The team of dedicated Palliative Care Sisters, Nurses and Healthcare Assistants offer up to three home visits per day to patients in their own homes. They support them with personal care and symptom management, psychological and emotional support and bridging visits for people waiting for other packages of care.

Each day starts with a morning briefing where the team will discuss each patient’s condition and the bespoke support they need before their visits begin.

Amanda Harvey, Healthcare Assistant, says: “No two days are the same. You never know what you’re going to walk into and things can change so quickly.

“The most rewarding thing about this job for me is knowing that I have done everything I can for that person to make them comfortable and pain-free.”

The Sisters in the Hospice at Home Team also support with urgent response calls for procedures such as catheterisations and blood tests to avoid unwanted hospital admissions.

Working alongside other healthcare providers, such as district nurses and Birmingham’s Early Intervention Community Team (EICT) and the hospice’s wider Multi-Disciplinary Team, each member of the Hospice at Home Team gives their all to ensuring their patients are cared for and comfortable.

The team also offer support to the patients’ family and friends through respite visits, giving them a chance to go out or take some time for themselves knowing that their loved one is being cared for.

Jess, Sahira and Jai from our Hospice At Home Team

They also listen to a patient’s specific wishes for their final moments. Recently, one patient said he wanted to be able to see the garden, so the team made sure his bed was looking out over it for him and made space for his wife’s bed next to it so they could be together when he died.

Hospice care is about more than death, Jess Horabin, Community Palliative Sister, explains: “It’s about living well with your illness and making the most of the time that is left. The people we see don’t want it to be all doom and gloom, so we try to make them laugh and get to know them as people – things they enjoy such as music, any hobbies and their families and former jobs.

“Sometimes we give our patients a ‘pamper package’ where we can massage them, apply any creams and wash their hair, we don’t rush with the patients. We do this job because we love it and we love caring for people, it’s so rewarding.”

Although it’s fulfilling, it can also be incredibly emotionally demanding for the team. And the support doesn’t stop when that person dies, the team try to attend their funeral and pay their respects, as well as offering bereavement visits to their loved ones who are grieving.

Kelly-Marie Lott, Community Palliative Sister, adds: “The rapport you build with people is priceless. But it can be hard when you have spent months building up such a strong relationship with someone to see them die.

“Sometimes it really hits us hard, you can go home and no one understands what you’ve been through that day. I think that’s why we’re all so close as a team because we do understand what each of us is going through.
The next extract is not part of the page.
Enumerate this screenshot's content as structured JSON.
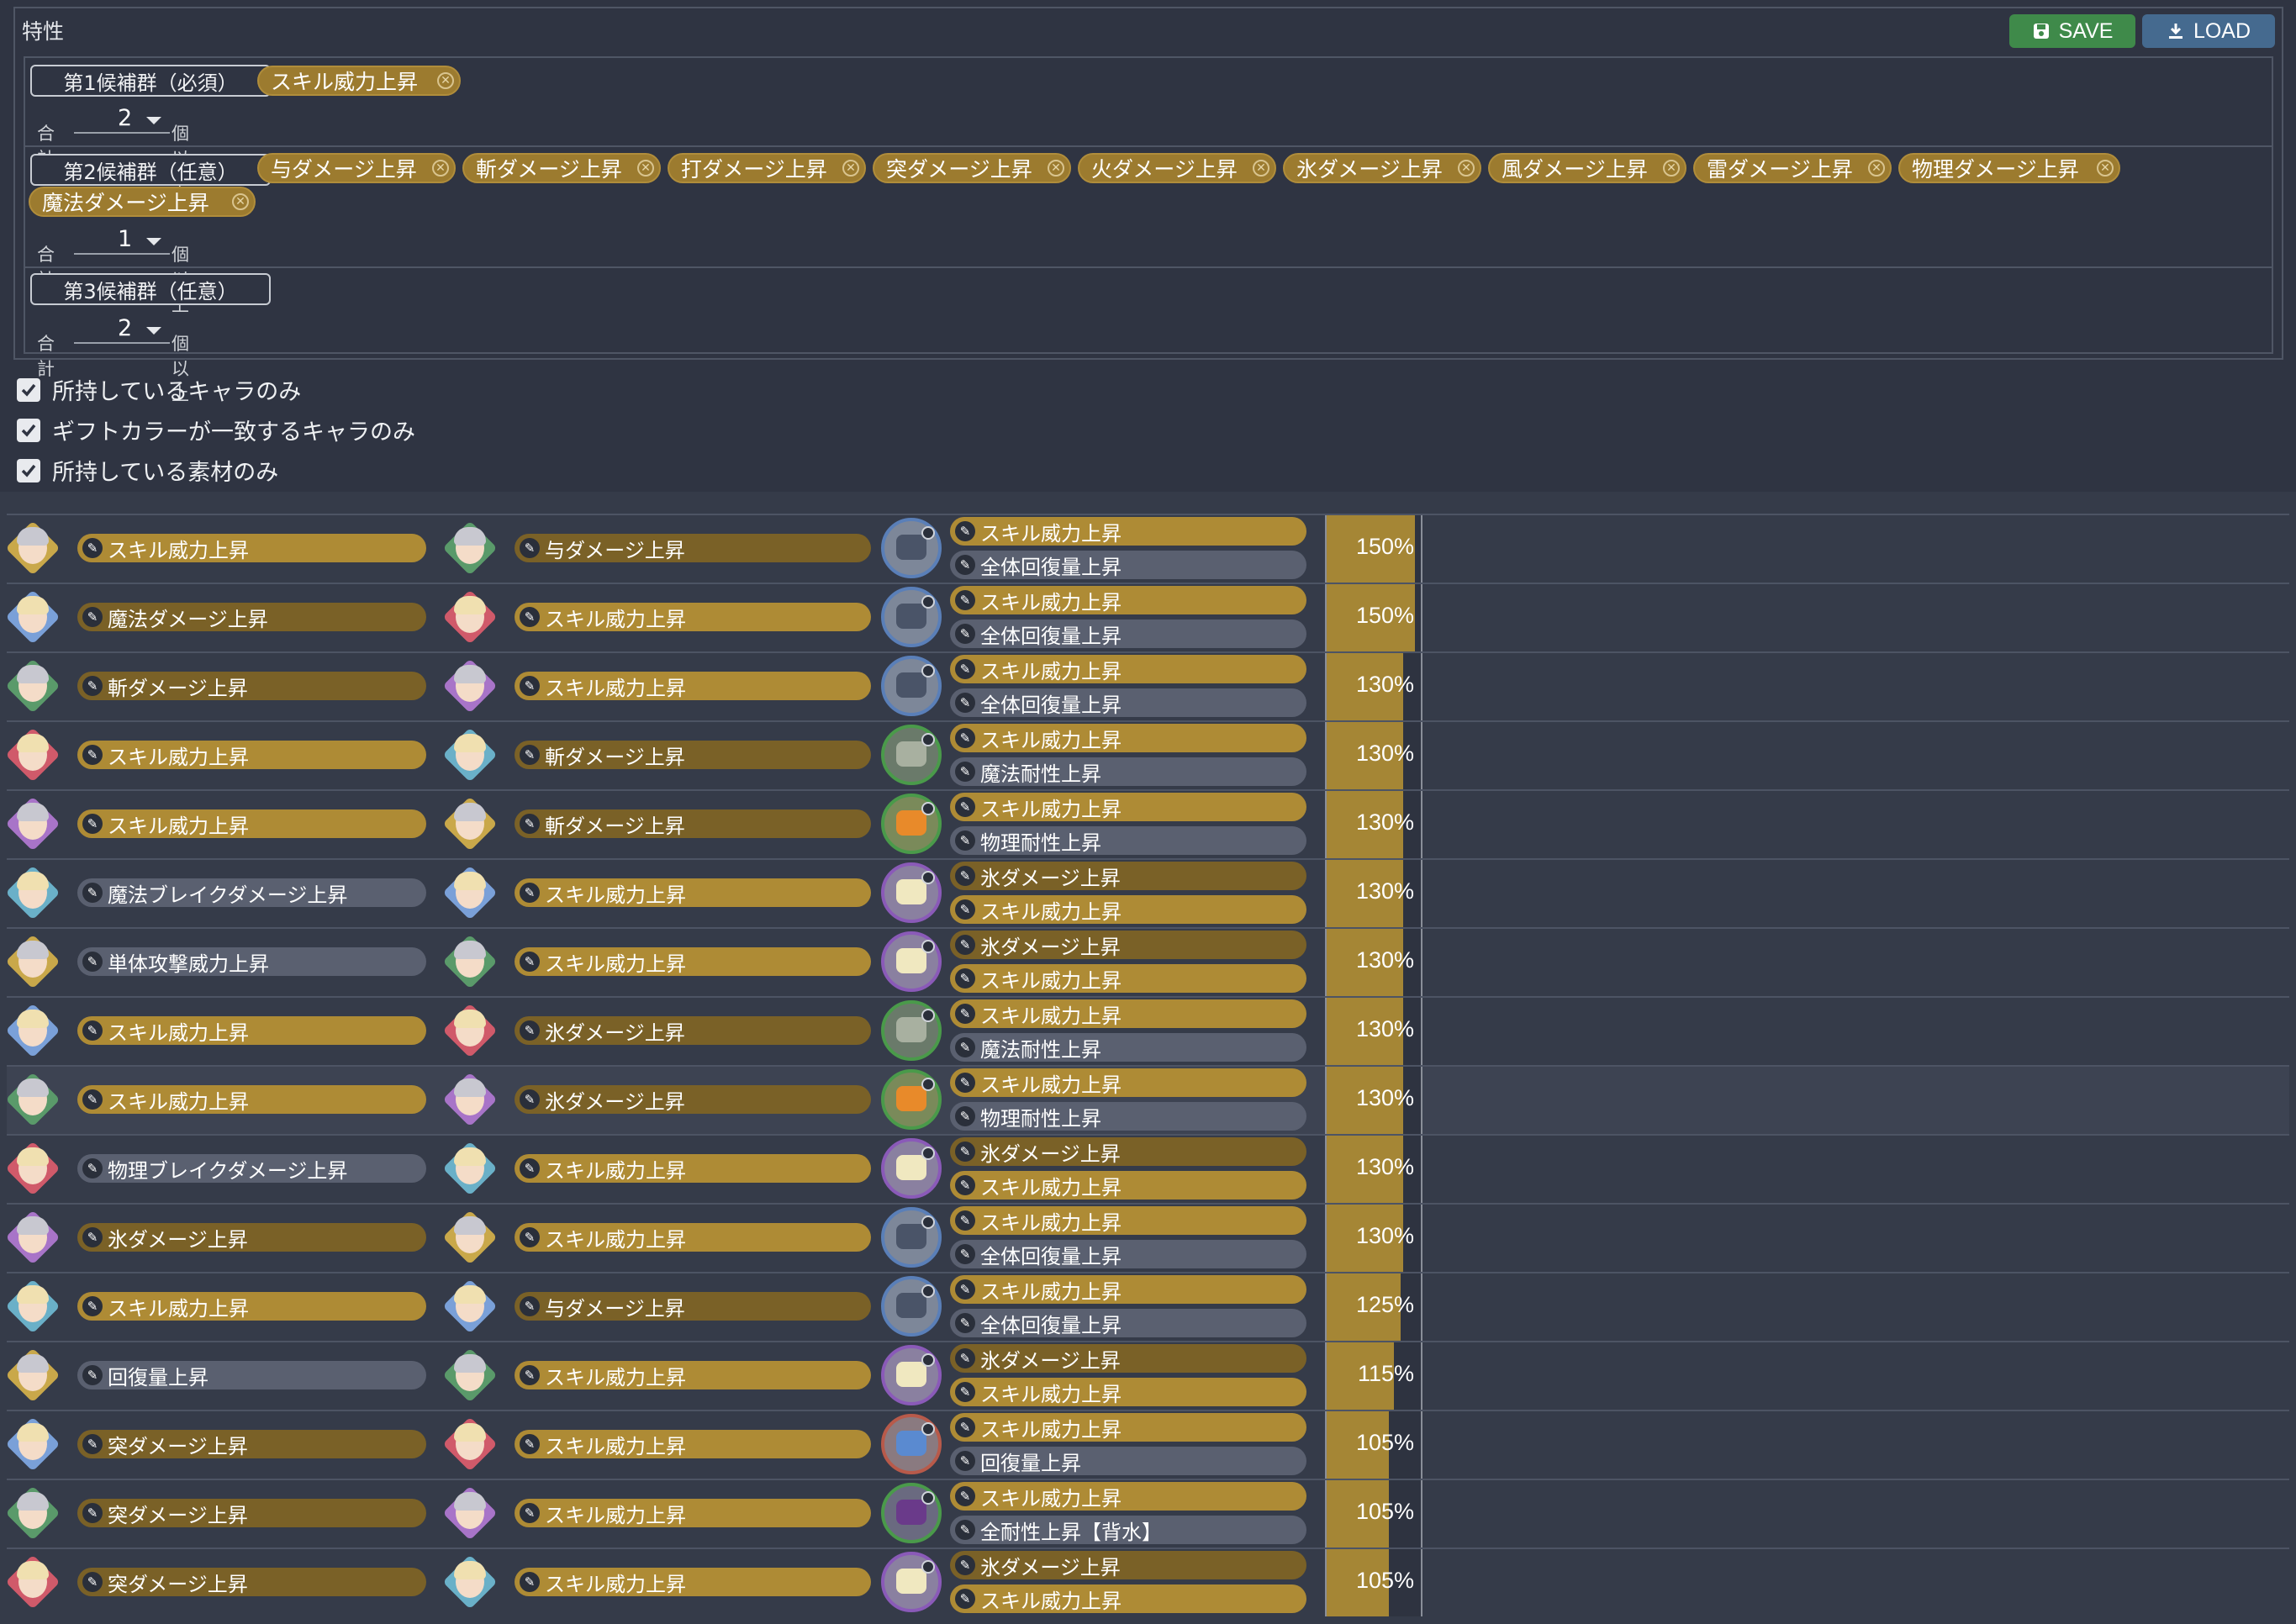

Sometimes we do have a bit of a cry together, but we also have a laugh too and that keeps us going through the tough times.

“I work in such a fantastic team, they all give 100% to everything they do for patients and their loved ones.

“You get one chance to get it right, so we have to do our best every day.”